Getting enough sleep can stave off the disease, even if you have a genetic predisposition.

30-Second Takeaway

Actor Bruce Willis, 68, developed aphasia and was later diagnosed with frontotemporal dementia. A neuroscientist explains how changes to your sleep duration, schedule, and your bedtime routine may prevent the disease.


ie Hard leading man, Bruce Willis, 68, retired from acting in 2022 after developing aphasia—a speech condition that impacts a person’s ability to understand and communicate with spoken language. This year, he revealed that he was diagnosed with frontotemporal dementia, though according to a recent update from his wife, Emma Hemming Willis, it’s hard to know if he understands he has the disease.

Frontotemporal dementia makes up about  20 percent of all dementia cases, according to The Association for Frontotemporal Degeneration. Unlike other forms of dementia which hit people in their mid-60s, frontotemporal dementia commonly impacts people under age 60. 

Frontotemporal dementia is associated with clumps of abnormal protein forming inside and around the sensitive neurons of the brain. These clumps are thought to damage the cells and stop them working properly, according to neuroscientist and sleep specialist Chelsie Rohrscheib, Ph.D. 

While there’s no cure for the disease, experts like Rohrscheib believe that optimal sleep habits may reduce your risk. 

“The brain waste clearance that occurs while we sleep normally works to remove these proteins,” Rohrscheib says. “Focusing on consistently getting enough, good quality sleep can actually reduce your risk for dementia,” Rohrscheib notes. “Even if you have a genetic predisposition for the disease.”

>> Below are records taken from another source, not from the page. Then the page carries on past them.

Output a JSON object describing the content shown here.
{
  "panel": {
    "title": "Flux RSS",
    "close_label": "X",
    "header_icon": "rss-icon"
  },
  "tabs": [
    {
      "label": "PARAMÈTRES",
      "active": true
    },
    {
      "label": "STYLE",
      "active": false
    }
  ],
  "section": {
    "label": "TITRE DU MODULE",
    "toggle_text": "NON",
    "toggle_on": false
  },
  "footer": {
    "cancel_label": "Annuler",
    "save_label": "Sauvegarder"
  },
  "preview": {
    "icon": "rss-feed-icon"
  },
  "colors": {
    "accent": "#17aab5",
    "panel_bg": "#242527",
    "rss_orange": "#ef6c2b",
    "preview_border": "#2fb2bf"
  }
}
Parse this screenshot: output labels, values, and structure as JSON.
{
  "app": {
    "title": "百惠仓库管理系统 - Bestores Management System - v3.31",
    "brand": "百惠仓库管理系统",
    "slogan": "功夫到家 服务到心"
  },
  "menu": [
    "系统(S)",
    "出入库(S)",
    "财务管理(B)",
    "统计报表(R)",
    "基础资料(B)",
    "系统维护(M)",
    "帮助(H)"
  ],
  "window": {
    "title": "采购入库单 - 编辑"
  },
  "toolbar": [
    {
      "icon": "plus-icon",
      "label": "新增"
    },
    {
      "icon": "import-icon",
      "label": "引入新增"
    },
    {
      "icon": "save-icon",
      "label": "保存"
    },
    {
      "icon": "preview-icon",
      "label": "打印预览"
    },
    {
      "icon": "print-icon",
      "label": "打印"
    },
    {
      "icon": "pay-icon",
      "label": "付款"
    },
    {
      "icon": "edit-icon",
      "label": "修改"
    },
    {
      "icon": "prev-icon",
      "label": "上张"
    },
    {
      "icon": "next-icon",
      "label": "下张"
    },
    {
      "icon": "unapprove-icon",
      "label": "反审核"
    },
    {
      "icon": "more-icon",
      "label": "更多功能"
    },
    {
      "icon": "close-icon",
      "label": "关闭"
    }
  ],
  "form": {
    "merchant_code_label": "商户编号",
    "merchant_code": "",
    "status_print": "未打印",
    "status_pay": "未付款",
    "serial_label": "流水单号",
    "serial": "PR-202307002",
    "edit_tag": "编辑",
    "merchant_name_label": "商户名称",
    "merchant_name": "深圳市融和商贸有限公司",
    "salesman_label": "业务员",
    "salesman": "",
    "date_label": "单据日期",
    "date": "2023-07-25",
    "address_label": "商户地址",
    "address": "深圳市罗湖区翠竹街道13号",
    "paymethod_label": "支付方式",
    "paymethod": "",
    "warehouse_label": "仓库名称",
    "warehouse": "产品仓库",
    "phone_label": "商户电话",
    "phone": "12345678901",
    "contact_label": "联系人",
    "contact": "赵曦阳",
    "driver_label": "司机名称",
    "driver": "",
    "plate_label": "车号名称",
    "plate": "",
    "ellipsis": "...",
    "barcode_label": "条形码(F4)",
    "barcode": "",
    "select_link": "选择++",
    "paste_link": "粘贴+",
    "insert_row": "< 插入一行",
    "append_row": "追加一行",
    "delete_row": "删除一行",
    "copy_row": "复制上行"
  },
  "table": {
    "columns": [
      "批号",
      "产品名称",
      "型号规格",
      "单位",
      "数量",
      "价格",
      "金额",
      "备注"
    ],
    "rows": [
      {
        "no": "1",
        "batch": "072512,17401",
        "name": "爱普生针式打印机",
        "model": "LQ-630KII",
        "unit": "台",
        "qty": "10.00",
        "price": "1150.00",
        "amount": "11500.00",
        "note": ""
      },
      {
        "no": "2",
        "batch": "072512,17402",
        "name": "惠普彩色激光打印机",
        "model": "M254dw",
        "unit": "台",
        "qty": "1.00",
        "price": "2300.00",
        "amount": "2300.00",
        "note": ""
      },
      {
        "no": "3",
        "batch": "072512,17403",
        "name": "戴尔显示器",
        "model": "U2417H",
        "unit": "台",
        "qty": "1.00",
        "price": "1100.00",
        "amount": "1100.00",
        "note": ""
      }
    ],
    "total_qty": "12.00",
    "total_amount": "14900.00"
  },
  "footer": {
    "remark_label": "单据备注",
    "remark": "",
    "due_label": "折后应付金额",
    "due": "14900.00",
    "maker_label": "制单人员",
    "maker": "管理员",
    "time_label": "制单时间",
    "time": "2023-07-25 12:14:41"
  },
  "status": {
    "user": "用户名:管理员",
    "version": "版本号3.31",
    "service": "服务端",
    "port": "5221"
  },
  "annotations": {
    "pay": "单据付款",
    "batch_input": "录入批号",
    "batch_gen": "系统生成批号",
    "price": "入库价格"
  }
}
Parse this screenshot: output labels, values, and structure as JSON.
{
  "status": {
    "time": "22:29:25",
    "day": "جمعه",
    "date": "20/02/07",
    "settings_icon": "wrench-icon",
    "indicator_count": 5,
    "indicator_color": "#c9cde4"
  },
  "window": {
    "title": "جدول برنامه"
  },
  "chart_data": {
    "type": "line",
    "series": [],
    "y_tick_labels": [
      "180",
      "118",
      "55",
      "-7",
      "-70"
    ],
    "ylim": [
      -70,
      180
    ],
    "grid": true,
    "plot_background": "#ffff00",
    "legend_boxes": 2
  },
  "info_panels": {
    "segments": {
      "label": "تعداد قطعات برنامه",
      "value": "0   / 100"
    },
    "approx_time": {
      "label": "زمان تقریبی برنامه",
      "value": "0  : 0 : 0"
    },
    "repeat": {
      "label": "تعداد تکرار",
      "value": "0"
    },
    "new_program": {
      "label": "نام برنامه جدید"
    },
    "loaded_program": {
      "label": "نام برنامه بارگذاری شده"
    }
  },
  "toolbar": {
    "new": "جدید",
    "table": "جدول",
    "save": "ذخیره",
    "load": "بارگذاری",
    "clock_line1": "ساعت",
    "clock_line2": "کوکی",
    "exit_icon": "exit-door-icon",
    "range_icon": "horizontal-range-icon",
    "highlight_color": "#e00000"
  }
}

Sleep Hacks to Prevent Dementia

Rohrscheib points to a 2017 study on healthy middle-aged adults, which found that just one night of bad sleep produced beta amyloid plaques (a protein that disrupts communication between brain cells)—a hallmark of Alzheimer’s disease (1).

But staving off dementia is so much more than clocking in Zs on your Oura Ring or making up for lost sleep on the weekends. Rohrscheib explains how to optimize your sleep duration, schedule, and bedtime routine for the best lifespan-protecting results. 

Sleep 7 to 9 hours every night

“People who consistently sleep less than 5 hours per night are twice as likely to develop dementia than those that sleep 7 or more hours,” Rohrscheib says. However, sleeping over nine has been linked to doubled dementia risk (2).

That means the sweet spot is between seven and nine hours of sleep every night, per Rohrscheib.

If you’re a perpetual Facebook doom-scroller or compulsive email refresher, Rohrscheib suggests giving yourself extra time to relax in bed before lights out to make sure that you’re getting enough sleep once you unplug.

Stick to a sleep schedule

Even if you’re clocking in over seven hours of sleep every night, moving your bedtime around may also increase your risk of dementia. Research shows that having a well-balanced circadian rhythm is associated with greater resilience to Alzheimer’s and dementia—and slower progression of the disease if you do develop it (3). 

“Maintain a strict sleep schedule so that you are going to bed and waking up at the same time daily,” Rohrscheib says. “This will keep your circadian rhythm well regulated.”

Avoid stimulation before bed

Avoid stimulation from caffeine, exercise, and bright lights before bedtime, Rohrscheib suggests. Stimulation can stunt your body’s natural production of melatonin, according to research, which can leave you feeling wide awake hours after trying to get some shut eye (4).

“If you have had chronically poor sleep for a long time and nothing you do seems to help, speak to your doctor as you may have an underlying sleep disorder,” Rohrscheib says.